Basically, cleanroom certification is a pass/fail test based on the standards set forth by The National Environmental Balancing Bureau (NEBB). The organization’s Procedural Standards for Certified Testing of Cleanrooms constitutes a “uniform and systematic set of criteria for the performance of cleanroom testing and certification.” A true cleanroom certification refers to the ISO 14644-1 classification test. Put most simply, its documents are concerned with airborne particle contamination within the cleanroom. Passing the test means that the airborne particles were within the set limit for the class.
NEBB’s manual contains the minimum requirements to follow for testing and certification, though. Cleanrooms not only have to remain compliant with their class standards, they also have to meet customer quality specifications. For this reason, the pass/fail criteria for each entity’s certification will be different. Certifiers will base test protocols on customer specifications.
Cleanroom certification is ongoing. A certifier will play a role both during and after construction of the cleanroom to ensure it is compliant after it’s built. Routine certification is also necessary. There are three categories for cleanroom testing:
- As Built – this is a newly constructed and unoccupied space
- At Rest – this facility is already functional but unoccupied with processes shut down

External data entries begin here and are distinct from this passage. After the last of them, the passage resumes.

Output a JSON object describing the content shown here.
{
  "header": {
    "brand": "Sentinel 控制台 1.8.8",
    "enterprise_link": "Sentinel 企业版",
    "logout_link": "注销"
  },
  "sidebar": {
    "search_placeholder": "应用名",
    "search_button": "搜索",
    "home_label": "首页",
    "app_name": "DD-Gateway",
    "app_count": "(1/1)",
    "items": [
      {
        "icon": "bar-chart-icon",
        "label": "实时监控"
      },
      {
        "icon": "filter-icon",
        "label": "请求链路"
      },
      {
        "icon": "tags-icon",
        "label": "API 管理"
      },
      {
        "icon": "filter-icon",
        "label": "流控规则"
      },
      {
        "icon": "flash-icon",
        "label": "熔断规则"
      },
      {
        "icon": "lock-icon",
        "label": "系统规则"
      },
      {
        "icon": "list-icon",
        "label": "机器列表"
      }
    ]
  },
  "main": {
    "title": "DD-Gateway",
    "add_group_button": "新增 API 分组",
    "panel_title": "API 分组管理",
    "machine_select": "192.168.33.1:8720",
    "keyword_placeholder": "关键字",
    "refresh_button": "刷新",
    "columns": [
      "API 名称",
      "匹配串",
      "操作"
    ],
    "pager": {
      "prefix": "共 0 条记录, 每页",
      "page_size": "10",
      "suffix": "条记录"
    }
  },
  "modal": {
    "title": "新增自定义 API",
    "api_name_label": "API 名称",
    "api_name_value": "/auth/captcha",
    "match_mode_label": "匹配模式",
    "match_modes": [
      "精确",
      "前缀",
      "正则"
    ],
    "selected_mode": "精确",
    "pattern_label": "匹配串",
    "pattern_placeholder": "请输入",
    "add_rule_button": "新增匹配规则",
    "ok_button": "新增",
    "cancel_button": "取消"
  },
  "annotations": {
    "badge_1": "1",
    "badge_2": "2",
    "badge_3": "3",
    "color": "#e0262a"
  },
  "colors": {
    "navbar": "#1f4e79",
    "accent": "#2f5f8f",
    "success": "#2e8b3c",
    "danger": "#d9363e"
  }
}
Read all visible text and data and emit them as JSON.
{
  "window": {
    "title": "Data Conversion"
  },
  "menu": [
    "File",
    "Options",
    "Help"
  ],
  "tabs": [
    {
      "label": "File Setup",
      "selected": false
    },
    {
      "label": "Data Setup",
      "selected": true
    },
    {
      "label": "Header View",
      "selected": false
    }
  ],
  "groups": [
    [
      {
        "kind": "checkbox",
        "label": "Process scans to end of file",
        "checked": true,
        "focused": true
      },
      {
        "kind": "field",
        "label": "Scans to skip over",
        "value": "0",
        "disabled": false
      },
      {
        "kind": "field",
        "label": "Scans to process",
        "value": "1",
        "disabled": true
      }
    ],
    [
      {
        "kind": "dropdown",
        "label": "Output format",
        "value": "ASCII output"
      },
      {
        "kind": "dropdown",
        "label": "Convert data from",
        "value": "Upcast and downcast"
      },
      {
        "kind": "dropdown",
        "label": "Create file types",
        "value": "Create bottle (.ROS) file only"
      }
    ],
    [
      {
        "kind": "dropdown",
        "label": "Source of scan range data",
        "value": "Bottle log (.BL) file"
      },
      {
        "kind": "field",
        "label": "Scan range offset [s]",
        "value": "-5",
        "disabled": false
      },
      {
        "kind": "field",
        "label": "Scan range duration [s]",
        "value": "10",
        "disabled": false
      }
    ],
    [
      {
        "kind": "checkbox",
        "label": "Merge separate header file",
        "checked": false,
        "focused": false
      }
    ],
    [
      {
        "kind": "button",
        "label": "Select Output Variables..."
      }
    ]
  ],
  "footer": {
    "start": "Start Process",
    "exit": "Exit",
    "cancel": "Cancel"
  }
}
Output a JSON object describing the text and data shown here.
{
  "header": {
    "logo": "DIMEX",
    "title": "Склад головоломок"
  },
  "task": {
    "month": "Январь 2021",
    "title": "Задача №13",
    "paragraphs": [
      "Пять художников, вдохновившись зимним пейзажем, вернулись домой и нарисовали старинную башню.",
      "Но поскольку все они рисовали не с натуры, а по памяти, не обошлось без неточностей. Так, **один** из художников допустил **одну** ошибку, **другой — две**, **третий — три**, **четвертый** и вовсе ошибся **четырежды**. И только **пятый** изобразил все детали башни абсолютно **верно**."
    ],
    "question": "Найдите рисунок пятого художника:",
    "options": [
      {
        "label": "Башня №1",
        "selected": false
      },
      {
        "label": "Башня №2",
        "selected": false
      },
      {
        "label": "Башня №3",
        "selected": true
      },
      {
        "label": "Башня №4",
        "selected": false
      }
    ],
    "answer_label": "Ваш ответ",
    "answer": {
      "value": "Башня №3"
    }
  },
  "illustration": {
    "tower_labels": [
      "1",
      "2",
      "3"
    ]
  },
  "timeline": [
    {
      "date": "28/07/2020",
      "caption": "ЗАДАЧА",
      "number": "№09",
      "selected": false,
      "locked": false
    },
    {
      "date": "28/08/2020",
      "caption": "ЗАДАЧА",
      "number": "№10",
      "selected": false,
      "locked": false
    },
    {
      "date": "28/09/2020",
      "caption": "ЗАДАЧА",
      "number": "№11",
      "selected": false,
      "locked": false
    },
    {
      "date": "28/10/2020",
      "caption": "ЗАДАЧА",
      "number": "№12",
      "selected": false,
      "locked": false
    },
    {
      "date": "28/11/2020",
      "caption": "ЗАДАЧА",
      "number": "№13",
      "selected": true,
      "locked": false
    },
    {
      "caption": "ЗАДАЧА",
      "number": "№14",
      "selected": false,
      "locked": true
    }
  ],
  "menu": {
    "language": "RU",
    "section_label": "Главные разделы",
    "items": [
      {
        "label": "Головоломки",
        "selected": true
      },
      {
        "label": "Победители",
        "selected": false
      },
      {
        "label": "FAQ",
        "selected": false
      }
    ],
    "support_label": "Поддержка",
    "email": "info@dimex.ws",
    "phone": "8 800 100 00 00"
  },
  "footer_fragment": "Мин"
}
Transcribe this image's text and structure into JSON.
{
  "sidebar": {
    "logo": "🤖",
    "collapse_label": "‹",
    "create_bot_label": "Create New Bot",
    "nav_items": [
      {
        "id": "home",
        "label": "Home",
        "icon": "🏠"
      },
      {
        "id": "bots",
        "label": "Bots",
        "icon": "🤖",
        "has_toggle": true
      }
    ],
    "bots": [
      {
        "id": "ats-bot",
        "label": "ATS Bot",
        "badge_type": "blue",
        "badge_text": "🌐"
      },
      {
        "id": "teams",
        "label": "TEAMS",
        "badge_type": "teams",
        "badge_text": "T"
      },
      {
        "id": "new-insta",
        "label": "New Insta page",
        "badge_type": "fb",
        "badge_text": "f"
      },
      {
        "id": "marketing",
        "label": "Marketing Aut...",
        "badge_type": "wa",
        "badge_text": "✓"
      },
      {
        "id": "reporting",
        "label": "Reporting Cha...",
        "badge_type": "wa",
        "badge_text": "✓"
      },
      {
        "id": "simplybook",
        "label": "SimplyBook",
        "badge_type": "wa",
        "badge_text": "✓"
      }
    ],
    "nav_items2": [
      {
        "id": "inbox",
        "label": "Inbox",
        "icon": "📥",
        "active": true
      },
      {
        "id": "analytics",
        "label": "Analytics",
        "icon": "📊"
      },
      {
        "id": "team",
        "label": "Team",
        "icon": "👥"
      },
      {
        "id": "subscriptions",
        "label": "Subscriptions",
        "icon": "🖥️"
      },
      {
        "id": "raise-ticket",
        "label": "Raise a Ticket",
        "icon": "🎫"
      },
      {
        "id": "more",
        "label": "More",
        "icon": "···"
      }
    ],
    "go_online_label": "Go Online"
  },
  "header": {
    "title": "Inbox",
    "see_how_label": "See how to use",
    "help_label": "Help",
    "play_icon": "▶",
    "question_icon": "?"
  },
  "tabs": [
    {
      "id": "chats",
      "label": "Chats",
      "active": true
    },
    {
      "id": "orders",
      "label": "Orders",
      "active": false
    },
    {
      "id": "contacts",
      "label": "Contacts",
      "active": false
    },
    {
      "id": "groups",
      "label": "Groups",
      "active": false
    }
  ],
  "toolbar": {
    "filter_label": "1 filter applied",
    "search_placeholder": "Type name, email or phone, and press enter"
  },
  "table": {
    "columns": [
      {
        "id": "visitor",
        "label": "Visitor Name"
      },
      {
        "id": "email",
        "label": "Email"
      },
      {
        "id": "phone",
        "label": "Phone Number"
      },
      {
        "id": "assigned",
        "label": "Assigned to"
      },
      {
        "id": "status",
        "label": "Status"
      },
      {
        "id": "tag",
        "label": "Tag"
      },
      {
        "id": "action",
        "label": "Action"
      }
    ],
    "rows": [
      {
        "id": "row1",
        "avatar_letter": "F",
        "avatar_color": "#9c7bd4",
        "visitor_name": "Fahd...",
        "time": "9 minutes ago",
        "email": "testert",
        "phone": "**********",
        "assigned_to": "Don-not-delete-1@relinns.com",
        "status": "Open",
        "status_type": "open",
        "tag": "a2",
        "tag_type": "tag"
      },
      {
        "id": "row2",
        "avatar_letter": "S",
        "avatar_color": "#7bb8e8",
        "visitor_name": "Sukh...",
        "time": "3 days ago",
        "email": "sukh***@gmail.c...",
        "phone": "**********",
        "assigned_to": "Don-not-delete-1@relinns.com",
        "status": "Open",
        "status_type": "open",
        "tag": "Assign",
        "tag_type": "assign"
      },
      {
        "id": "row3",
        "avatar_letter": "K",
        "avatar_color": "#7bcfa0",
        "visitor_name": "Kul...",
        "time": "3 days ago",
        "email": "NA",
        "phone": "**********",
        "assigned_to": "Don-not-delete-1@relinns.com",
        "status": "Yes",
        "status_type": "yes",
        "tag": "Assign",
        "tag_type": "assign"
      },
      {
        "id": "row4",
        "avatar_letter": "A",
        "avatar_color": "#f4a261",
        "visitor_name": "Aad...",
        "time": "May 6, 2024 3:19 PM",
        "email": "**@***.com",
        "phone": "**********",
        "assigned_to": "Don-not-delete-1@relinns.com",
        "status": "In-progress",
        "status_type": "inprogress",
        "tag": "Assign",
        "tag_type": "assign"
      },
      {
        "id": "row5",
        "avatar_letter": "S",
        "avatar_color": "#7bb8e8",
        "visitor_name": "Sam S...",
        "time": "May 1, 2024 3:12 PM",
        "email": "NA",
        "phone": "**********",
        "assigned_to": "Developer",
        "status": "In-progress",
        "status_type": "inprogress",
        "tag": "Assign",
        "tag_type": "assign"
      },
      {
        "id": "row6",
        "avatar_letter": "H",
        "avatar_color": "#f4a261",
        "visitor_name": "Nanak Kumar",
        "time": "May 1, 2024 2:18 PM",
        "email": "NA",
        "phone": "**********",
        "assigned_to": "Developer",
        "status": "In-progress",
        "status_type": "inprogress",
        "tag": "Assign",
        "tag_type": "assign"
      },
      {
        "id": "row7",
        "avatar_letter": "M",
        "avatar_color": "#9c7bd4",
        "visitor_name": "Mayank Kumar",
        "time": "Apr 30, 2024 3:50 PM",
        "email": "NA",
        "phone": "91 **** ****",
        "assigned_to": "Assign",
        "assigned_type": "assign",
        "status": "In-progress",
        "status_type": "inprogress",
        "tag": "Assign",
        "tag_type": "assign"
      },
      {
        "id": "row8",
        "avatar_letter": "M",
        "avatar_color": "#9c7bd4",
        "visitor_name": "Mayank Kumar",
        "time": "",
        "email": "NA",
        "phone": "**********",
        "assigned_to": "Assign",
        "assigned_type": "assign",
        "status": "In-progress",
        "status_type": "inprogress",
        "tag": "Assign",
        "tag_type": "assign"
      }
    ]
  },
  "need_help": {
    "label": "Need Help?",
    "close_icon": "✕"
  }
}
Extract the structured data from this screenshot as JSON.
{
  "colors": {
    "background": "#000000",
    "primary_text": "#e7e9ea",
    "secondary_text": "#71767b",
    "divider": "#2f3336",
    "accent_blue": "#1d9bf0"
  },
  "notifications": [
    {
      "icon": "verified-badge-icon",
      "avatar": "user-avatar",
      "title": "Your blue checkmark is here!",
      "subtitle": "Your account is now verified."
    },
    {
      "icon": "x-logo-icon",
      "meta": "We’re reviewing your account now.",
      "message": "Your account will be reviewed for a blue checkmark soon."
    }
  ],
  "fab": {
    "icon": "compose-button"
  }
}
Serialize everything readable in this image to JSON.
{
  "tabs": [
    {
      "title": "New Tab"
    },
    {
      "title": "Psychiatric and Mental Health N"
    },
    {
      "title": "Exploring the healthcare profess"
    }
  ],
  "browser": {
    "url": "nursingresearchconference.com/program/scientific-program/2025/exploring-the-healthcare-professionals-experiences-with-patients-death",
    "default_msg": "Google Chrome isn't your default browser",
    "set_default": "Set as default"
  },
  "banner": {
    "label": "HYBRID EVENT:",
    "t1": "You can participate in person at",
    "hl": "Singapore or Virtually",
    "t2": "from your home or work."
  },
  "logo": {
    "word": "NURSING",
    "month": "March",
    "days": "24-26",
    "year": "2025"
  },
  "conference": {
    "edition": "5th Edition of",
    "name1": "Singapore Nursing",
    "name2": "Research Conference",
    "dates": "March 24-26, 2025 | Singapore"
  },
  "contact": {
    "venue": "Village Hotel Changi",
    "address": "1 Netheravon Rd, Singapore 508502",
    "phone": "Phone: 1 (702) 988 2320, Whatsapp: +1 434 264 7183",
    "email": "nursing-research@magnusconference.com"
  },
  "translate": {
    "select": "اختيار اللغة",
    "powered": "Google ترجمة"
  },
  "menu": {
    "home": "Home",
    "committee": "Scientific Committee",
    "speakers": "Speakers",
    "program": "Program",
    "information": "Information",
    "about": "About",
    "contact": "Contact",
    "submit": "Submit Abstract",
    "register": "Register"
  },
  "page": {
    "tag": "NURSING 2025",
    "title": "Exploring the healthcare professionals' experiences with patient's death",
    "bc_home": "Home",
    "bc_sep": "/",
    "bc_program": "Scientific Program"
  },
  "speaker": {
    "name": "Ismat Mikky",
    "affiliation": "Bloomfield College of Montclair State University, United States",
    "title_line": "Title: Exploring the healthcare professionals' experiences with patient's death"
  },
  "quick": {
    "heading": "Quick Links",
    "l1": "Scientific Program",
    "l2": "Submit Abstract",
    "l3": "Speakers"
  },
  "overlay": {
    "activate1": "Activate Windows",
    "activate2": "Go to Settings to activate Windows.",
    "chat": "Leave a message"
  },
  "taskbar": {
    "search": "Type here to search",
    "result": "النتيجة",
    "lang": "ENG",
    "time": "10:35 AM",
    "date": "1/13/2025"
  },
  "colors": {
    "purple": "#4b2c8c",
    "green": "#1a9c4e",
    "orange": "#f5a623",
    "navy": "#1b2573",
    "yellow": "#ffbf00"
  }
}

- Operational – just as it sounds, this test is performed with people, processes, and tools fully functioning
Primary cleanroom tests will include:
- ISO 14644-1 particle counts
- Room pressure Differentials
- HEPA filter velocity/volume
- Air Changes per Hour calculation
- HEPA filter Integrity Test
Additional tests include:
- Temperature and Humidity Uniformity
- Particle Recovery
- Airflow Visualization smoke test
- Light levels
- Sound Levels
- Static electricity evaluation/dissipation testing
There is also environmental monitoring, which includes:
- Airborne viable organisms
- Surface viable organisms
- Airborne particle counts
- Room Temperature and Humidity
- Room Pressure
Experts recommend finding a qualified professional rather than try to accomplish it in-house. The equipment is expensive, and there is a lot of it. Additionally, individuals need to be qualified to use the equipment. It is not cost-effective to do certification yourself.
Your certification schedule will depend on your cleanroom class. You may need monthly, annual, or biennial checks. No matter the case, it’s important to stay up to date to avoid costly problems later.
Gerbig Engineering Company (GEC) provides expert certification services for cleanrooms. For information on these services, visit this page. Feel free to contact GEC by phone: 888-628-0056 or email: firstname.lastname@example.org.